Considerations of Land/Local Area
Location, location, location! Just like with buying homes, it’s important to know if the local area is going to fit you and your family’s needs (neighbors, traffic, schools, places of interest, crime, etc.). An additional consideration is specific site condition of land that you will be building on.
- Are there parts of the landscape that might require additional money during the construction process? Ledge can add significant cost to the site work if they have to do blasting for example.
- Is the property close to public utilities? Do you need to consider alternatives/spending a great deal of money to be connected? Sometimes public water or sewer lines are very expensive to connect to if they have to dig open a major road and re-pave the road after connection as an example.
- Is this an area that is susceptible to natural disasters like flooding? Flood insurance can add significant cost to your monthly payment. There may even be areas deemed protected wetlands that require certain setbacks for the structure to be constructed.
- Are there any easements or encroachments that might affect where you build? Maine is an old state and a long abandoned road might still have an impact on building setbacks.
Having an experienced Real Estate Agent can help you navigate this sometimes tricky process and when necessary help you find qualified professionals like surveyors, title attorneys, and engineers.
Deciding What Dream Home to Build
There are several different ways to go about deciding what to build. Many builders have model homes with predetermined layouts that allow you to customize the materials used and add upgrades. Some builders can go a little more customized and allow the buyer to have “allowances” for rooms such as the kitchen and bathroom be pre-built into the construction loan. Keep in mind that sometimes these allowances will not cover every possible upgrade and you may end up spending over the allowance which is added to the sales price or purchased out of pocket.
Beyond just working with a builder, you can completely customize the experience by hiring an architect to help plan out every detail of the home to your specification. This does tend to increase the overall price for construction, but you would have more control over every facet of your new, dream home.
Timing in Maine
The general time frame for a new construction is about 120 – 150 days from start to finish, although bigger or more customized builds can take longer. For Maine in particular, winter construction and making sure you dream home can withstand the harsh climate in the later half of the year are important things to consider.
When breaking ground, bigger construction outfits have ground thawing equipment which might be necessary for installing foundations in deep frost. Modern concrete can generally be installed year round with accelerators, insulation, and heaters; however, this may cause an increase in cost and potential delays in the worst part of winter. Building in winter can also run into additional costs in heating during the construction.
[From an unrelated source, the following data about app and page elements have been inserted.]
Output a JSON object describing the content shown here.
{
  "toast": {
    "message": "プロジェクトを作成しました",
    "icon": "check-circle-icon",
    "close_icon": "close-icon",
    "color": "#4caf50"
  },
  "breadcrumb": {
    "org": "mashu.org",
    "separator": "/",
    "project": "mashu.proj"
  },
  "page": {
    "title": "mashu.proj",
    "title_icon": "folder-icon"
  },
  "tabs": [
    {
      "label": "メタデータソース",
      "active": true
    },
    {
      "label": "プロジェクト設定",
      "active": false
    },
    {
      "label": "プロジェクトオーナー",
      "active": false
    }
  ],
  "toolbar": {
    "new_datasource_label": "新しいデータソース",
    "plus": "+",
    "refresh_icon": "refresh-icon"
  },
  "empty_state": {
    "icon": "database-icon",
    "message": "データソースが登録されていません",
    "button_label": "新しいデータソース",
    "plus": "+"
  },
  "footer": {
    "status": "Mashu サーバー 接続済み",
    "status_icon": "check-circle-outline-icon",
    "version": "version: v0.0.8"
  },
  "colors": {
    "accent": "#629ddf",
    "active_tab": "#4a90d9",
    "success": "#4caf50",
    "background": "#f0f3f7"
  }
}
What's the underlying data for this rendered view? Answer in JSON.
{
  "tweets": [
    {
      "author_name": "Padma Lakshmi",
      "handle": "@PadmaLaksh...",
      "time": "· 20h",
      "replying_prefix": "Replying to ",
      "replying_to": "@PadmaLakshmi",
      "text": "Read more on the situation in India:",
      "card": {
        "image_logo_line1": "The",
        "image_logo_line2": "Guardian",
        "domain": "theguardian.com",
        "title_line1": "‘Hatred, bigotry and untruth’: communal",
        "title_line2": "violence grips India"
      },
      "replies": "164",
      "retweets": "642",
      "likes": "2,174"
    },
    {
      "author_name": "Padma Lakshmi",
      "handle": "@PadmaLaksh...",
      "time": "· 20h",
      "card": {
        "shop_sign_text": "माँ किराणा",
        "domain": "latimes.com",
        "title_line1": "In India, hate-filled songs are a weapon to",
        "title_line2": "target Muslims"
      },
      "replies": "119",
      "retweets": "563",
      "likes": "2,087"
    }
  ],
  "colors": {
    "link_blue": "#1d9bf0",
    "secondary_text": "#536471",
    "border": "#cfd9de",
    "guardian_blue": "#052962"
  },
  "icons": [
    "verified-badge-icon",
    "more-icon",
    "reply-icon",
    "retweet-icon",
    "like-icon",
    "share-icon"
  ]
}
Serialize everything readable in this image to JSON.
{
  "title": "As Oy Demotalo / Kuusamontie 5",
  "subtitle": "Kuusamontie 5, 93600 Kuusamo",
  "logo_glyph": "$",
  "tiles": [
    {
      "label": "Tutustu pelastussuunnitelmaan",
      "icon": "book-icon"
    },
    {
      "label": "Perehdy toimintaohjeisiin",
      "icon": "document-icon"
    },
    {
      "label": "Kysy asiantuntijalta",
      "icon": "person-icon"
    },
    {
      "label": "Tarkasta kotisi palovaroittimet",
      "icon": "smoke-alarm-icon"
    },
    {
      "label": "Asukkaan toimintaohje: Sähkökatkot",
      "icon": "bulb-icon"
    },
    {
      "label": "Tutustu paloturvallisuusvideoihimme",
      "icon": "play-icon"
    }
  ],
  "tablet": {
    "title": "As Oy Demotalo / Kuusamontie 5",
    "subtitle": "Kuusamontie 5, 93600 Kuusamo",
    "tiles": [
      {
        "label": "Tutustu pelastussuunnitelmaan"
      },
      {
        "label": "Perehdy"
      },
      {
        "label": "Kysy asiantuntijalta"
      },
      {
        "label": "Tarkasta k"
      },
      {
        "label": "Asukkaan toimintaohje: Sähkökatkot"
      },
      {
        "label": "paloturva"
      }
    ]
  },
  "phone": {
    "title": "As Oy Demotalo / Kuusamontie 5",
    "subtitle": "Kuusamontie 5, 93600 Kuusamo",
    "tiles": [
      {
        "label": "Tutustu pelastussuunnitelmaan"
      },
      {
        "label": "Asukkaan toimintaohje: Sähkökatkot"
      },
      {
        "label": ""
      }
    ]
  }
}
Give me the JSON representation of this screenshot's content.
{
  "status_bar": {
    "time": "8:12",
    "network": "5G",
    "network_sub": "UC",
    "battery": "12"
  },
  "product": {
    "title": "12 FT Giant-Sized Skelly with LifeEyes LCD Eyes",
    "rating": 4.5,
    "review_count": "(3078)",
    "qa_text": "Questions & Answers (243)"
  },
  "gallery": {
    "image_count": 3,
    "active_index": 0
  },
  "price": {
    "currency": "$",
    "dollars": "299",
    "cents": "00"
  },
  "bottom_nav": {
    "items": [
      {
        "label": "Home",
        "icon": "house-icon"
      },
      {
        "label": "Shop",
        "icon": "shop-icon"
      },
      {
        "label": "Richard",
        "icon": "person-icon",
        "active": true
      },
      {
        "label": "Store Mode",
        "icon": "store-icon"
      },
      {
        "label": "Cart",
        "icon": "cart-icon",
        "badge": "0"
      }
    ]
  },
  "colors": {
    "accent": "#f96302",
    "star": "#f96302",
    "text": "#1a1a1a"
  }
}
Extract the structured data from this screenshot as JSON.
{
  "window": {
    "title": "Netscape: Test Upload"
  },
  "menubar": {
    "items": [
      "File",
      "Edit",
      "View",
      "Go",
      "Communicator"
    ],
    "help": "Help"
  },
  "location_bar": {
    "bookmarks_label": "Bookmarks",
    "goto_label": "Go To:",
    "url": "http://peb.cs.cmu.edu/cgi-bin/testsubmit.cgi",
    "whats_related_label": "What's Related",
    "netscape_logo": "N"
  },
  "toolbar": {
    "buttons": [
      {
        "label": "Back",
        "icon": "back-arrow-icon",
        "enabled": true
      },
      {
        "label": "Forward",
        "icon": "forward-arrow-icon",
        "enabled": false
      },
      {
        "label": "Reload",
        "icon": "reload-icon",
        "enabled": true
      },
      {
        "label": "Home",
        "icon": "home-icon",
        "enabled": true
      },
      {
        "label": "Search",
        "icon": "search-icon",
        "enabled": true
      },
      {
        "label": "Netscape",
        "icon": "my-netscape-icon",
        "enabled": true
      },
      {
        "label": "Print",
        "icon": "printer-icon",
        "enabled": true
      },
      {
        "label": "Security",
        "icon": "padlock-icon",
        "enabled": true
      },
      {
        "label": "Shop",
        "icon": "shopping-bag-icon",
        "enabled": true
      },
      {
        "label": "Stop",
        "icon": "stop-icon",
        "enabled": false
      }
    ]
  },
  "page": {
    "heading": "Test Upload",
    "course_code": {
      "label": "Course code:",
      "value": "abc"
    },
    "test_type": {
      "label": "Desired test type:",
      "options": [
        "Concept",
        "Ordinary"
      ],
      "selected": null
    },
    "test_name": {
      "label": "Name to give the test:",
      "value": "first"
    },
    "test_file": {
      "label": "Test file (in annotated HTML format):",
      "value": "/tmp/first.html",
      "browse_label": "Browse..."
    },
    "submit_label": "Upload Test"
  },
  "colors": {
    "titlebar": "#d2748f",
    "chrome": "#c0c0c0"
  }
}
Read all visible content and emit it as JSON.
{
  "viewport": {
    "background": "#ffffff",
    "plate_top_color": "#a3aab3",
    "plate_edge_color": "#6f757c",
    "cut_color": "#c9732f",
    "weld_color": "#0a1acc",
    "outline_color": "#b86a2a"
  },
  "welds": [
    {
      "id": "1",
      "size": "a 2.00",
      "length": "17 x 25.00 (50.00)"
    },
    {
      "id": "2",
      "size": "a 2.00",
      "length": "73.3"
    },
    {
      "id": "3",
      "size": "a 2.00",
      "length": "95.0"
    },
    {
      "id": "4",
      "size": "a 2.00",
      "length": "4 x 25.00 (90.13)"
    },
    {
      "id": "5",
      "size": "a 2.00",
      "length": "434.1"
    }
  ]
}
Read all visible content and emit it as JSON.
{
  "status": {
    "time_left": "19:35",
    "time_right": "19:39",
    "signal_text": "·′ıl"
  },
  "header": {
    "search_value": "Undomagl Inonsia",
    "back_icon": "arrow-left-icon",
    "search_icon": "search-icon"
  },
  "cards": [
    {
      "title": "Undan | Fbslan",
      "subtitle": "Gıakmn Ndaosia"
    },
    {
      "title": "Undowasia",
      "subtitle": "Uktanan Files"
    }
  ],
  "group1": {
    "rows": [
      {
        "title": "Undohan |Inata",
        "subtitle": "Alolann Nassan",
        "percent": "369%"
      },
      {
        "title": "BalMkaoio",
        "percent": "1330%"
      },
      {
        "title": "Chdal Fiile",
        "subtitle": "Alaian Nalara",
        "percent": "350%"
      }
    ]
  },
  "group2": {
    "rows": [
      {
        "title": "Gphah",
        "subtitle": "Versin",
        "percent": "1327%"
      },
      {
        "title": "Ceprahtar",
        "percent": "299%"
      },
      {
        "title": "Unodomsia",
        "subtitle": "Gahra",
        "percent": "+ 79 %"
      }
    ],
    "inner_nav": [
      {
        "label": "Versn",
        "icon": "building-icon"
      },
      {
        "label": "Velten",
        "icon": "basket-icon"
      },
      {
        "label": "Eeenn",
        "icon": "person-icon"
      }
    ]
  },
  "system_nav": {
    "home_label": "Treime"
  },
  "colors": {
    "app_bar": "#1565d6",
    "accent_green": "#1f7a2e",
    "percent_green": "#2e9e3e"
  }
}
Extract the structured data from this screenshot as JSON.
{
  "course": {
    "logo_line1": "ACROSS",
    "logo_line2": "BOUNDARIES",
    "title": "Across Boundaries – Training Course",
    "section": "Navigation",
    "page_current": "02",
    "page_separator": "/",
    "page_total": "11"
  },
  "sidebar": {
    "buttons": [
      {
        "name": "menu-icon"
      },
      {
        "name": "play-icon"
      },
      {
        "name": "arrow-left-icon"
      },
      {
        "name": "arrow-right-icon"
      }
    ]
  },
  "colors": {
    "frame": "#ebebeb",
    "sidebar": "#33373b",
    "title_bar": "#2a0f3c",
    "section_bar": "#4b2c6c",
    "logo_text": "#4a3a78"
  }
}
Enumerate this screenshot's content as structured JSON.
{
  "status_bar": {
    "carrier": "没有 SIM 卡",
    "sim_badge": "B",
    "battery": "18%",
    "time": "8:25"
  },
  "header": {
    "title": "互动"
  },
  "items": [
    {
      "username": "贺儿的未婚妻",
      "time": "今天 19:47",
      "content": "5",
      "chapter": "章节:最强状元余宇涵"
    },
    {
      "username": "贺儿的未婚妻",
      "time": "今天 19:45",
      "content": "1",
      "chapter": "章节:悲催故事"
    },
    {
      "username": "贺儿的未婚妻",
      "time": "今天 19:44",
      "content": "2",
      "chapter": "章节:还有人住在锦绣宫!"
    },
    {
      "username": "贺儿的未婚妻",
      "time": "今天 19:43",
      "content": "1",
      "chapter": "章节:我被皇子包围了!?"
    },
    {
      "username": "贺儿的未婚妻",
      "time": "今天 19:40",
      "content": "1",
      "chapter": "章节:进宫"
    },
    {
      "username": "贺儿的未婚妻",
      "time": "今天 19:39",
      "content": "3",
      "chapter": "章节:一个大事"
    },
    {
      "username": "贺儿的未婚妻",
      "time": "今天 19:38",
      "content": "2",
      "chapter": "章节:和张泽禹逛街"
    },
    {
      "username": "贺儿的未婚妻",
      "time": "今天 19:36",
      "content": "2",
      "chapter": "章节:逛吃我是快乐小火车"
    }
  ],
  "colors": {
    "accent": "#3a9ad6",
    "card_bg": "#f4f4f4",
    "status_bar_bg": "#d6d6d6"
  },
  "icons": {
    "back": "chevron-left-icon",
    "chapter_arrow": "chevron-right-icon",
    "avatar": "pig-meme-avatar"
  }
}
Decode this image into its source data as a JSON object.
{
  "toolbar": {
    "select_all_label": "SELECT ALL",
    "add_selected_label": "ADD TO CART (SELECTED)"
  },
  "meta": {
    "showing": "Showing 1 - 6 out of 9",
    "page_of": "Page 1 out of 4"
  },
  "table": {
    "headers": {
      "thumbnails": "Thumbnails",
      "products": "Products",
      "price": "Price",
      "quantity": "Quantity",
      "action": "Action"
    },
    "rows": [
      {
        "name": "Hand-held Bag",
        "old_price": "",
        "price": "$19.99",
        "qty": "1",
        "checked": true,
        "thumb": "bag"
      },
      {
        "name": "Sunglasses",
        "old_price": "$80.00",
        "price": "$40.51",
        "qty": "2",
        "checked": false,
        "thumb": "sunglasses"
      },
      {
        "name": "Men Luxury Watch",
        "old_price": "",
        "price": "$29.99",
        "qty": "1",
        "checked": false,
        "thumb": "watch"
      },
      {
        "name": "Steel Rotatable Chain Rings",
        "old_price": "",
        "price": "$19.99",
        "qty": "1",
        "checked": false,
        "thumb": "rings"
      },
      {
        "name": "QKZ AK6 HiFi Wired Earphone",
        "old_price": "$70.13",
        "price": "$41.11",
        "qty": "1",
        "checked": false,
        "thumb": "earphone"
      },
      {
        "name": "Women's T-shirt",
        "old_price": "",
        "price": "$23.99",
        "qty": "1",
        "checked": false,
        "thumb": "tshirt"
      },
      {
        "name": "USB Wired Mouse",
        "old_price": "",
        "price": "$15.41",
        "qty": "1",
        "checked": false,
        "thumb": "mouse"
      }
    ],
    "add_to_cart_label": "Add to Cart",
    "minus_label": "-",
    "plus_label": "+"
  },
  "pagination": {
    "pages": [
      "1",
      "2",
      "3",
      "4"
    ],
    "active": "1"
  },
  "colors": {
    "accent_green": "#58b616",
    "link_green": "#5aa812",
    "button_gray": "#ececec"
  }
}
You need stable temperatures for polyurethane, sheetrock mud, paint, floor acclimation, etc.
It may sound like a lot, but you don’t have to go it alone. Call The Real Estate Store today for more information about any of your Real Estate needs!